§ Exercise instructions:
Report each line of the entries that includes "Trainings" by copying it.

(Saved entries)
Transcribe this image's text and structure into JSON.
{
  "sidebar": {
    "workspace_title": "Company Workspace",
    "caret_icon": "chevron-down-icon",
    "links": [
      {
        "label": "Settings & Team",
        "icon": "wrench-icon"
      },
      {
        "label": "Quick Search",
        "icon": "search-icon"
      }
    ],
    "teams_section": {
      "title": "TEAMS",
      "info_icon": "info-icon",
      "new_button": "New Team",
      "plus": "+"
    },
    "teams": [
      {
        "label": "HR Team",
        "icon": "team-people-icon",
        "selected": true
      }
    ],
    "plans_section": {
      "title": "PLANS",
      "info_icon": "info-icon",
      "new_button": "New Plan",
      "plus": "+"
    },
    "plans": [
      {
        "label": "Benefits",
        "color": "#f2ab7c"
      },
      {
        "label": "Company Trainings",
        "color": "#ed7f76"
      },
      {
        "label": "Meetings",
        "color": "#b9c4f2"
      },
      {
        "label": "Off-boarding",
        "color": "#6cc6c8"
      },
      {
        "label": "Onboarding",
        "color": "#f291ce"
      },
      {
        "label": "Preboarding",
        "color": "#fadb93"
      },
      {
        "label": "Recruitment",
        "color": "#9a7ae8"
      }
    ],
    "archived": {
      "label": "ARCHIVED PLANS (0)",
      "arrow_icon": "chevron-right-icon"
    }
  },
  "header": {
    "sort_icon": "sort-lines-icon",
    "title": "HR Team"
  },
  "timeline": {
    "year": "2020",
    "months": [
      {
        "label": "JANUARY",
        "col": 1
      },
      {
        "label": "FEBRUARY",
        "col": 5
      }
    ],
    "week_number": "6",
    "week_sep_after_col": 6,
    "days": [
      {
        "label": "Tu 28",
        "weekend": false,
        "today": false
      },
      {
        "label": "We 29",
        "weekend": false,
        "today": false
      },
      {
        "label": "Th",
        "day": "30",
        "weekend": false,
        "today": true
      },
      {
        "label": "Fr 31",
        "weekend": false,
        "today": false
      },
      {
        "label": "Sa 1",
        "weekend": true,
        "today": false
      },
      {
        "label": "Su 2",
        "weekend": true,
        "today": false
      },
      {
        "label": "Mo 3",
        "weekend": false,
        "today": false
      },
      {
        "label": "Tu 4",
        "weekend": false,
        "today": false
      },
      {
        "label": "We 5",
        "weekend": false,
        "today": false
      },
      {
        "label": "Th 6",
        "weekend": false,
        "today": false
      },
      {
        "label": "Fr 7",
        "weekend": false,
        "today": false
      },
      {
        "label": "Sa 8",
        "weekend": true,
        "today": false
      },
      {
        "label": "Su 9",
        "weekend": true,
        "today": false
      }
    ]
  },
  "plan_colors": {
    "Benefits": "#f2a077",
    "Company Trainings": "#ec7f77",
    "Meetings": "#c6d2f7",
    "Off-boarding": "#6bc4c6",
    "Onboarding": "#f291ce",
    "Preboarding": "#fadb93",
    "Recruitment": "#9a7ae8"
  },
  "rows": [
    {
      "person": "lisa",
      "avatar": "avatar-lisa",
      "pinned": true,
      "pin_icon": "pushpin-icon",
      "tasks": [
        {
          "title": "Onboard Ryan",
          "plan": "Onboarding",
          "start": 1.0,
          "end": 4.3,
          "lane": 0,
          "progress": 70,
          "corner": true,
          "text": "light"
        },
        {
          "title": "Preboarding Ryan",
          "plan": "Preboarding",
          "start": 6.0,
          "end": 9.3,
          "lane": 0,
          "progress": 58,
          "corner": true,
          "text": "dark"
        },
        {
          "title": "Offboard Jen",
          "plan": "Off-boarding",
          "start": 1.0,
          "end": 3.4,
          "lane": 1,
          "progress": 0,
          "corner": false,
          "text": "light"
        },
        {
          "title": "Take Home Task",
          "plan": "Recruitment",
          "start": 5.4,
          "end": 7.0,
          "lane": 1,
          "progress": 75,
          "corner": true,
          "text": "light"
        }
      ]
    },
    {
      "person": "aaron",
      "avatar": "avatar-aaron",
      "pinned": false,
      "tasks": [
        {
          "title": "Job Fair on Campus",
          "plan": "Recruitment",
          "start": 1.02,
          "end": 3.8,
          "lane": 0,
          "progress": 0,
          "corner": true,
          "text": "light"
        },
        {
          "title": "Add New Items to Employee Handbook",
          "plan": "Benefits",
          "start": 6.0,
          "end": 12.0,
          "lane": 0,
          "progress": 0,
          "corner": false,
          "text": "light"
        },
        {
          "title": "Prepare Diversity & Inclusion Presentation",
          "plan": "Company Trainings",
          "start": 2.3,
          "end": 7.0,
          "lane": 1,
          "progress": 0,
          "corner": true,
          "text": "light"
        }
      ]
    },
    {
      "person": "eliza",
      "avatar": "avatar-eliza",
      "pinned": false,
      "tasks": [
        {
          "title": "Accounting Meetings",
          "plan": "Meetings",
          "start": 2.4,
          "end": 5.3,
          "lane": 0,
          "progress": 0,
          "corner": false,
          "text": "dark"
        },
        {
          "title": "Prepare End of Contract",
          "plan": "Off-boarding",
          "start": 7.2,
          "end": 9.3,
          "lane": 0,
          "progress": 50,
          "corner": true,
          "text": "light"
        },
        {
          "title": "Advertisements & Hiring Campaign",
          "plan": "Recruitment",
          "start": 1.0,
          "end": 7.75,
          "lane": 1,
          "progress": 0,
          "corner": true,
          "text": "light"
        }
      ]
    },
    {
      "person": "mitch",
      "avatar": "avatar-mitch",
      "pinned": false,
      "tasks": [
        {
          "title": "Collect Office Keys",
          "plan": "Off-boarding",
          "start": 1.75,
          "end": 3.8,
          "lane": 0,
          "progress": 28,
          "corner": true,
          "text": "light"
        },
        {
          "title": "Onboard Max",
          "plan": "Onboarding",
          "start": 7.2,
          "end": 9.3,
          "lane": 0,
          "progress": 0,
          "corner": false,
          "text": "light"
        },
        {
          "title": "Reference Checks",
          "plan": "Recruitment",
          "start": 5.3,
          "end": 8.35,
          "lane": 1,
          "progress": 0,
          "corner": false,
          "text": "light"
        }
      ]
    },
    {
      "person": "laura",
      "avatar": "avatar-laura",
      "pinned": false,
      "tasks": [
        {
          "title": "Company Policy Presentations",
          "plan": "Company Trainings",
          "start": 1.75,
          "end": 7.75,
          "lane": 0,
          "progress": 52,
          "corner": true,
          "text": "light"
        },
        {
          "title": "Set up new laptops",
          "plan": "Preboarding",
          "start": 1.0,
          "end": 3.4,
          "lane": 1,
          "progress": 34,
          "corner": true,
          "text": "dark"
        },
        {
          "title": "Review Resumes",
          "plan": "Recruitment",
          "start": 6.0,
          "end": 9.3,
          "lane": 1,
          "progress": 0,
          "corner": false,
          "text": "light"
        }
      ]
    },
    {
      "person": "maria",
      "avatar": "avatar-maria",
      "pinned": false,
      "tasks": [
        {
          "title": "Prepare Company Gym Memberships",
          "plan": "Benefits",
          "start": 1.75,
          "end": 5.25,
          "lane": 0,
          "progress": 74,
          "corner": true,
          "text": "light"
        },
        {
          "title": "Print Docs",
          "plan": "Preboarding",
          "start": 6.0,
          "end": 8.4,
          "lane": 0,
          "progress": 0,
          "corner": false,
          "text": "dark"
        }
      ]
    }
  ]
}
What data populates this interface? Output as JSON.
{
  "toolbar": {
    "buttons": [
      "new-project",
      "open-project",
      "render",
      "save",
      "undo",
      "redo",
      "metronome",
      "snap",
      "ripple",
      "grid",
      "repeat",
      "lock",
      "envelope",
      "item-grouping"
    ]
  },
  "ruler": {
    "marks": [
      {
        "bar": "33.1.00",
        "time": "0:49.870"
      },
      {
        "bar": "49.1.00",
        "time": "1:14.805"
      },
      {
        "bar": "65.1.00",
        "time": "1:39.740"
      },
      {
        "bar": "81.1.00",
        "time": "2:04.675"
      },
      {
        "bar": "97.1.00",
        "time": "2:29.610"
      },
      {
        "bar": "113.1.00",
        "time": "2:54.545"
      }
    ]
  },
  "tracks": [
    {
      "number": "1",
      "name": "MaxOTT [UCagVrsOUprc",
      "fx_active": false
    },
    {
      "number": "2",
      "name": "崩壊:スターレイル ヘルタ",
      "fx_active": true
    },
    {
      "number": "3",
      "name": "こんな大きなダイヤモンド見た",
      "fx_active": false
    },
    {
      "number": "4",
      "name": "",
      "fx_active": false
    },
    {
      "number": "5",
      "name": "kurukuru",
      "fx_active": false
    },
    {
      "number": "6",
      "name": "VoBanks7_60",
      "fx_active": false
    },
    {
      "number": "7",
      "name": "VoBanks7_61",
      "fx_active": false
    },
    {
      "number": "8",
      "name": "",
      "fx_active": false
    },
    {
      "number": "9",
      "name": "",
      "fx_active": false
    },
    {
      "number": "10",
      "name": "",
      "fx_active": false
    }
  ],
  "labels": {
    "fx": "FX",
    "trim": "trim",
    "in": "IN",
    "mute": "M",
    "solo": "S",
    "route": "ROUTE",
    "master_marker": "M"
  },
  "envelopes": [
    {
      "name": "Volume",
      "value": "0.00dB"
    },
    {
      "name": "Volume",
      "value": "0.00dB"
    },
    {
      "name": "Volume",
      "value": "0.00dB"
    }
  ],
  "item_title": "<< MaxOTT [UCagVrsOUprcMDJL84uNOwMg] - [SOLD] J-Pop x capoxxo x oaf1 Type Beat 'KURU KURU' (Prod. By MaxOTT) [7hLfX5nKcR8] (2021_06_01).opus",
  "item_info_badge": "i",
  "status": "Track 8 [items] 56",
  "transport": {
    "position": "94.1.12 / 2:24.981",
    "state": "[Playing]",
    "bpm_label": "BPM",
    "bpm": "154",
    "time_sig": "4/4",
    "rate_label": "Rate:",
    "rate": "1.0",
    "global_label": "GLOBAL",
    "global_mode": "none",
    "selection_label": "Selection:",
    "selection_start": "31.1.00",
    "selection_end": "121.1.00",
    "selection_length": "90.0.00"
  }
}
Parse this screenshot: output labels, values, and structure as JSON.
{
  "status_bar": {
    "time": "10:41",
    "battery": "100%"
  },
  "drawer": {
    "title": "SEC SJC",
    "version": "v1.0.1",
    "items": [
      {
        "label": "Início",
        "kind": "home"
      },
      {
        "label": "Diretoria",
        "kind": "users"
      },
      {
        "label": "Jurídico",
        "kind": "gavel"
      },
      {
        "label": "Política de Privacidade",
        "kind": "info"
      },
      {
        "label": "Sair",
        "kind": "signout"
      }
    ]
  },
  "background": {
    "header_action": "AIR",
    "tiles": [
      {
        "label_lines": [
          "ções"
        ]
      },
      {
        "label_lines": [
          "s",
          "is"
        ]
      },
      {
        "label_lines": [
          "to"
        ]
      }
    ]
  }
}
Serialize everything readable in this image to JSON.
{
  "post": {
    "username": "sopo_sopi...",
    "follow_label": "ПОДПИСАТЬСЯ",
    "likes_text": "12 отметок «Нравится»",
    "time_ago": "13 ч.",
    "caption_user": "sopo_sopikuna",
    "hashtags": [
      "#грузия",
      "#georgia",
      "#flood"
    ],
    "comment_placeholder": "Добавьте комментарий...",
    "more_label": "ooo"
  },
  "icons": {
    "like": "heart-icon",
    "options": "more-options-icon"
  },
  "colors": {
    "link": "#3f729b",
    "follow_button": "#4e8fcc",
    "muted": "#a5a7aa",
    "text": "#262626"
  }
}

§ Problem solution:
        "label": "Company Trainings",
    "Company Trainings": "#ec7f77",
          "plan": "Company Trainings",
          "plan": "Company Trainings",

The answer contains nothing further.